May 24, 2006, 01:27 PM
Lets not forget that glasses can also aid against loosing your vision in a firefight. Windshield glass will blind you long enough to loose the battle. Lead splatter, concrete particles you name it , glasses will help you to stay in the fight.
Glenn is correct in that dark glasses leave that doubt in the potential attackers mind.
May 24, 2006, 01:55 PM
outdoors during the day i almost always wear sunglasses, so lead spray wouldnt be a problem then, but since most defensive shootings probably take place indoors or at later hours, i have shot without safety goggles just to see what it felt like or if spray would be a factor. Didnt really bother me. I know thats probably not too smart but eh.
May 24, 2006, 02:08 PM
I'm not an LEO.
For other than for eye protection I consider the 'notion' of using the screening effect of glasses to project power or mystery or anything useful in a confrontation or poker, to highly overrated.
I work exclusively with kids who are eventually headed for jail. During difficult interpersonal situations do not under estimate the power of the dispassionate slightly squinted '1000 yard stare' and the effectiveness of empathetic, smiling and confident eyes to send the right messages.
May 24, 2006, 03:49 PM
Shaun, The lead spray I'm talking about is that from a bullet impacting near your face. Have you ever seen lead splatter cut through the cardboard target backing at the range? Similarly glass, concrete, or even sand for that matter can all be violently exploded into your face. I wear glasses whenever possible despite 20/20 vision. My failure is that I don't wear clear glasses at night.
Glenn E. Meyer
May 24, 2006, 08:45 PM
Threegun is quite right. I've gotten an impressive cut lip from a fragment coming back. Glad it wasn't my eye.
May 25, 2006, 03:08 PM
gotcha, wasnt really thinking about that. I live with the understanding that I will probably never ever use my gun in a life or death situation. I didnt get lasik to shoot better but it does help. I dont like glasses because if you have bad vision, they are a crutch. I'd rather take some fragments in the face (even the eye) than be caught dead because i could see what i was trying to shoot at. But like i said, not something i think about constantly.
May 28, 2006, 12:48 AM
Dont forget either that one of the FBI agents in the Miami shootout was basically out of action as the traffic accident knocked his glasses to the floor of the car and he was literally operating blind during the event.
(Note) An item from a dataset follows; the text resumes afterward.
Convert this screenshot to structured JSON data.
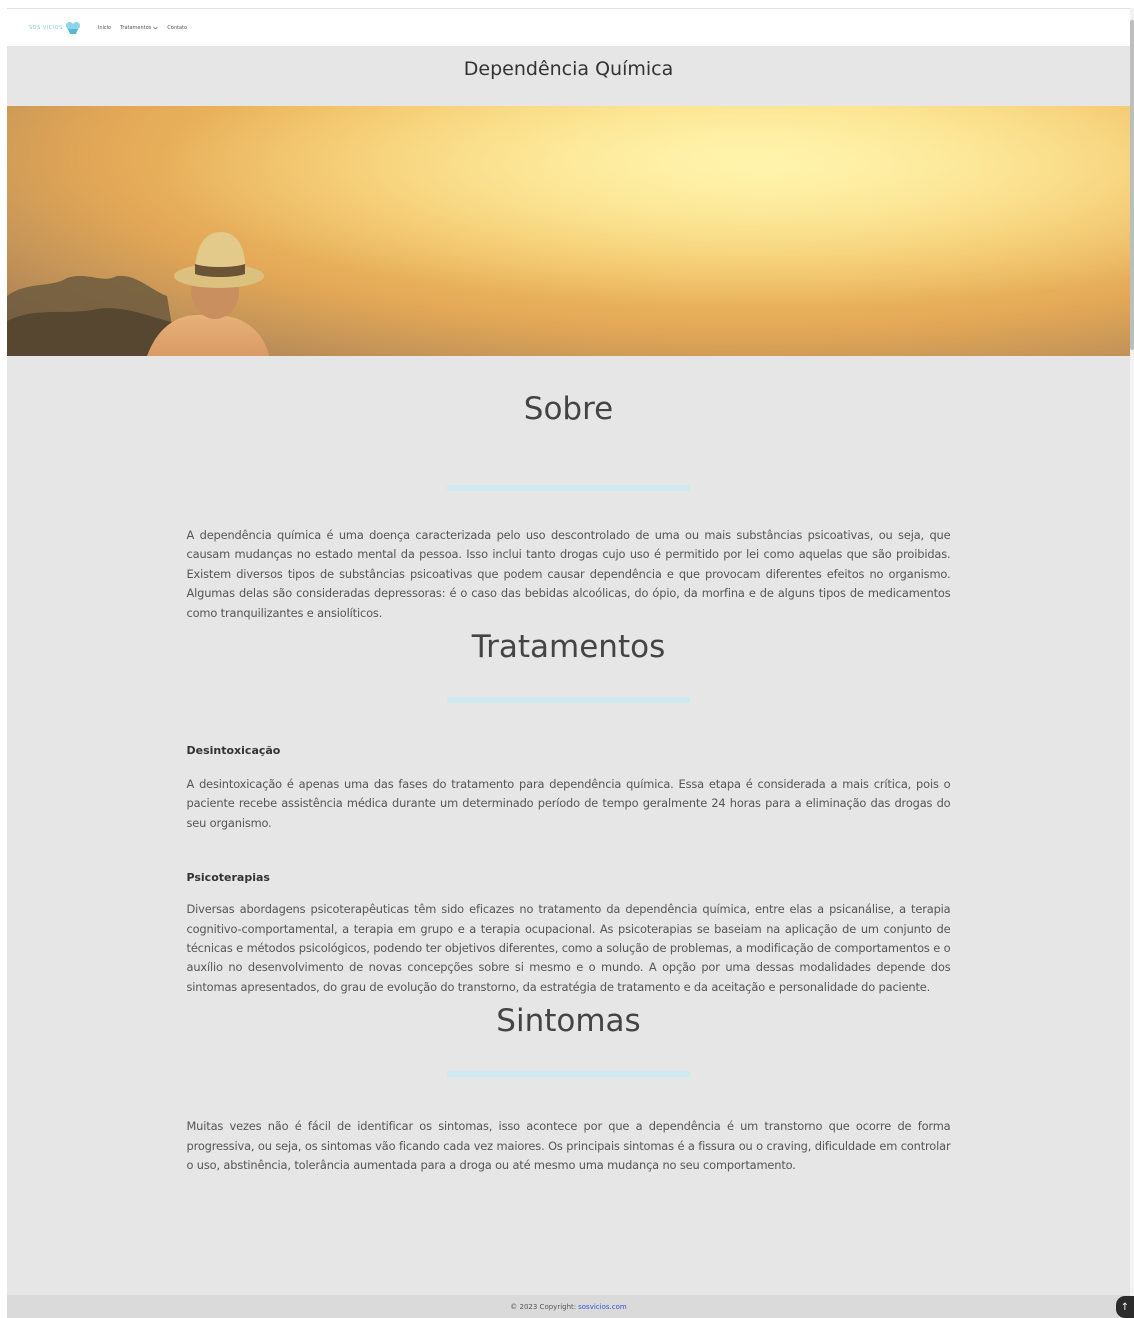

May 30, 2006, 10:03 AM
I had a powder flake embed under the skin of my eye while shooting 5 stand with my shotgun. I had to have an ophthalmologist remove it and take antibiotic or steroid drops (can't remember which). That unfortunate event got me thinking about my eyes. What happens when a bullet hits the wall next to me, the glass in my vehicle, or any other object etc.?
Since then I have saved myself serious eye injury in everything from fishing to lawn mowing. Once I had a lipless crankbait hit my lens.......ouch and goodbye eyeball. It hit so hard it hurt the bridge of my nose. Even if you have had lasic wear clear lenses it is worth it.
vBulletin® v3.8.7, Copyright ©2000-2015, vBulletin Solutions, Inc.